The grasslands of Canada's Alberta province, on the eastern side of the Canadian Rockies, constitute 30 percent of Canada's arable land and are home to dozens of native sun-loving shrubs. Some shade-loving native shrubs, however, are quite at home in Alberta's wetlands and Rocky Mountain forests. In addition to brightening your landscape's shady spots, these shade-loving shrubs provide the local birds and wildlife with food and shelter.
Checkerberry (Gaultheria procumbens) is a shade-tolerant shrub found in Alberta's oak woods and bogs. Reaching only 6 inches high, it has shiny, oval, green leaves that turn red with the first frost. The 1- to 2-inch leaves remain on the shrubs through the winter. Between June and August, according to the Missouri Botanical Garden, this woody perennial has fragrant clusters of white or pale pink bell-shaped blossoms. Red wintergreen-flavored berries follow the flowers and are used in gum and candy. The shrub's leaves provide winter forage for grouse, deer and small mammals. Plant it as a ground cover in a partly shady to shady spot with acidic soil.
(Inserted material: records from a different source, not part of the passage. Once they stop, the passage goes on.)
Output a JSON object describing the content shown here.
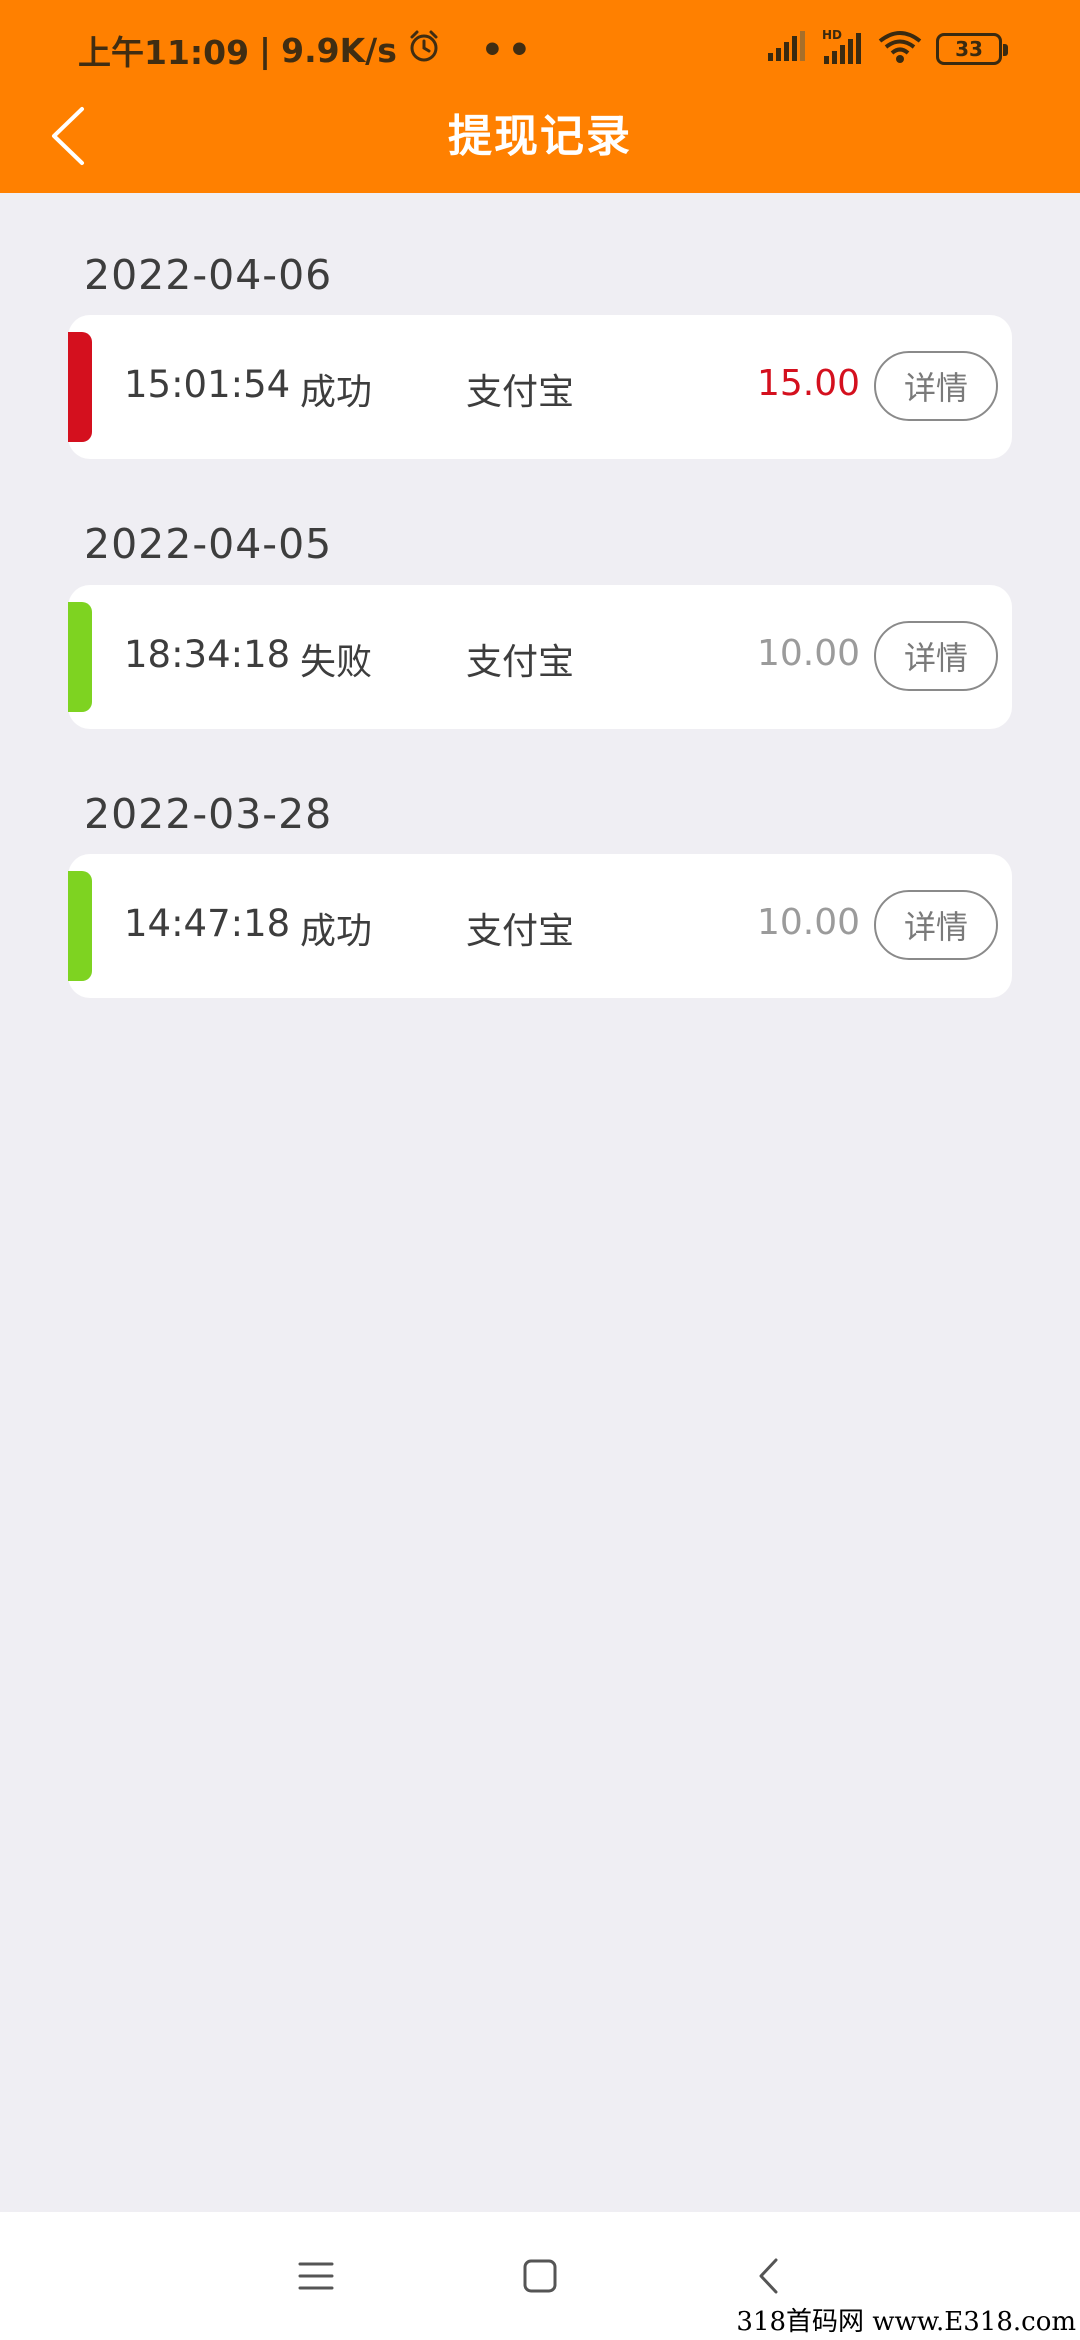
{
  "status_bar": {
    "time": "上午11:09",
    "speed": "9.9K/s",
    "dots": "••",
    "battery": "33",
    "network_badge": "HD",
    "icons": [
      "alarm-icon",
      "signal-icon",
      "hd-signal-icon",
      "wifi-icon",
      "battery-icon"
    ]
  },
  "header": {
    "title": "提现记录",
    "back_icon": "back-arrow-icon",
    "color": "#ff8000"
  },
  "records": [
    {
      "date": "2022-04-06",
      "time": "15:01:54",
      "status": "成功",
      "method": "支付宝",
      "amount": "15.00",
      "detail_label": "详情",
      "bar_color": "#d4101e",
      "amount_color": "#d4101e"
    },
    {
      "date": "2022-04-05",
      "time": "18:34:18",
      "status": "失败",
      "method": "支付宝",
      "amount": "10.00",
      "detail_label": "详情",
      "bar_color": "#7ed321",
      "amount_color": "#9b9b9b"
    },
    {
      "date": "2022-03-28",
      "time": "14:47:18",
      "status": "成功",
      "method": "支付宝",
      "amount": "10.00",
      "detail_label": "详情",
      "bar_color": "#7ed321",
      "amount_color": "#9b9b9b"
    }
  ],
  "nav": {
    "icons": [
      "menu-icon",
      "home-icon",
      "back-icon"
    ]
  },
  "watermark": "318首码网 www.E318.com"
}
Bog laurel (Kalmia potifolia) is an evergreen shrub standing less than 3 feet high. Found in Alberta's mountain meadows and cool bogs, it has attractive leathery blue-green foliage. Another mat-forming plant, it has trailing stems. Clusters of 1/2-inch bell-shaped pink flowers top its woody branches in May and June, says the Lady Bird Johnson Wildflower Center. Plant bog laurel in a shady, wet location. It likes acidic soil high in organic material or peat. Ingesting any part of bog laurel is potentially fatal.
Highbush cranberry (Viburnum opulus var. americanum) is a 6- to 10-foot shrub that grows in part shade. It's a member of the honeysuckle family, not a true cranberry. Found in Alberta's cool woods and thickets, it has dense branches with maple-like green leaves that become reddish-yellow or reddish-purple in fall. Between May and July, the bushes produce flat clusters of fragrant white flowers. Clusters of edible bright red berries similar to cranberries follow in August and early September. If picked before completely ripe, they make good preserves and sauces, says the USDA Natural Resources Conservation Service. Berries remain on the shrubs into winter, providing food for birds and small mammals. Plant highbush cranberry in moist to wet, well-drained pH-neutral loam and part shade.
Labrador tea (Ledum groenlandicum), according to Alberta Plant Watch, is a small evergreen shrub standing between 1 and 2.5 feet high. It's common in in the shade of Alberta's forests, peatlands, and bogs. There are narrow green leaves, aromatic when crushed, at the tips of the stems, where loose clusters of small white flowers bloom between May and August. This flood-tolerant plant is a major food source for Alberta's caribou. Its fresh or dried flowers and leaves make Vitamin C-rich tea. Plant Labrador tea in wet, acidic poor soil.